Official Log, ss CLAN ALPINE - Nov 1942
This is a copy of the logbook of ss CLAN ALPINE - concerning the rescue of survivors from three of the lifeboats from ss CITY OF CAIRO - for November 1942 transcribed from National Archives file BT381/2320.
Log entry - at sea 19/11/1942, 0430 hrs
On this date the Chief Officer reported to me that a morse lamp was flashing "SOS - HELP" very close to the ship. Flares were burned shortly after. Daylight was approaching quickly and a ship's boat was sighted. I stopped the ship close alongside the boat, which was full of men, women and children. Efforts were made to take them aboard up side ladders, but the women were mostly too weak and emaciated to be helped up. The accommodation ladder was fortunately rigged and this was lowered and the rescue effected. The boat was lifted clear of the water and the voyage continued.
At 0820 hours on the same day the 2nd Officer reported two more boat sails in sight and I stopped close to them at 0900 hours approx. These boats were also full and the people therein slowly brought aboard. The boats were taken aboard.
I estimated that there were in all about 150 people including the master (Capt. Rogerson), European and Indian crew, and passengers, men, women and children of a torpedoed British ship. They had been thirteen days in their boats, and the majority were in a weak, emaciated condition.
I posted extra lookouts in the hopes of sighting three more boats adrift from the same ship, but nothing more was seen.
Everything possible was done for these survivors, the worst cases among the women being put to bed. The children seemed least affected. During the morning two Indian seamen died.
15th Port 
This same day at 1315 hours I cast anchor in the 15th port  describing the plight of survivors by visual signal an hour in advance. Energetic steps were made immediately by Port and Military authorities and the work of disembarkation commenced at once in an excellent manner. The work of nursing and feeding them had rendered a census impracticable but a count was taken as they went overside, namely 129. Two bodies were later landed.
All ranks and ratings on this vessel worked with fine spirit to alleviate the sufferings of these unfortunate people.
21/11/42 - 15th Port 
I have been in touch with the Supt. of Police and other authorities regarding the two bodies landed.

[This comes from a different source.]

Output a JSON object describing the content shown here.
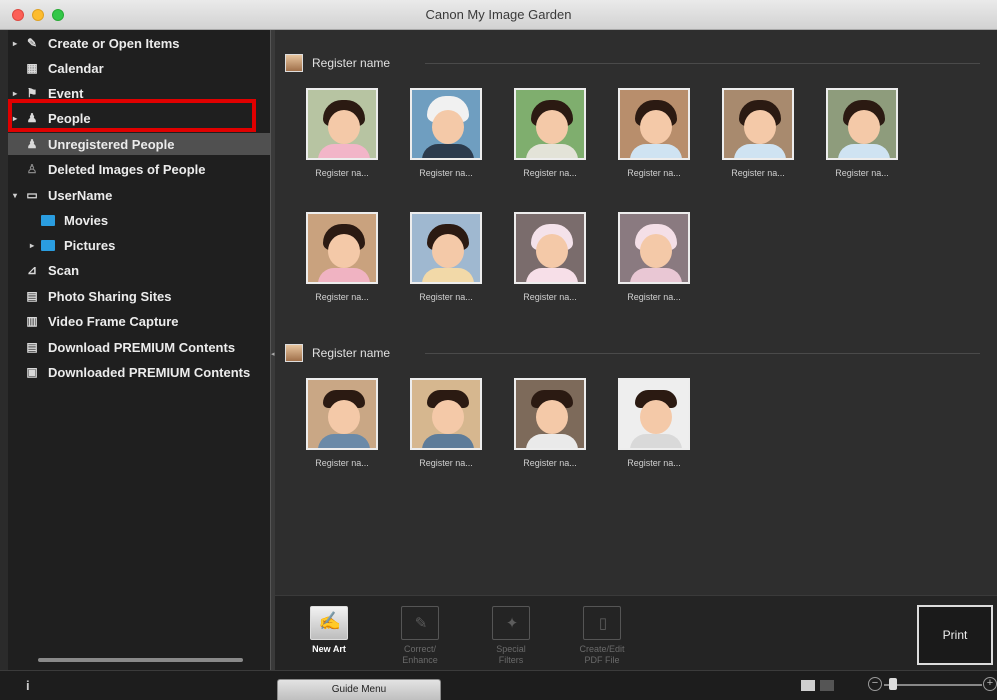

Their names are unknown by the other survivors and have been buried nameless.
21/11/42 - 15th Port 
I have now been officially informed that the survivors have been properly counted and the number of persons from the lifeboats which have been landed here by me issouls, plus two bodies.
The log is signed by the Master, Capt. Charles W. Banbury and the Chief Officer J.T. Turton.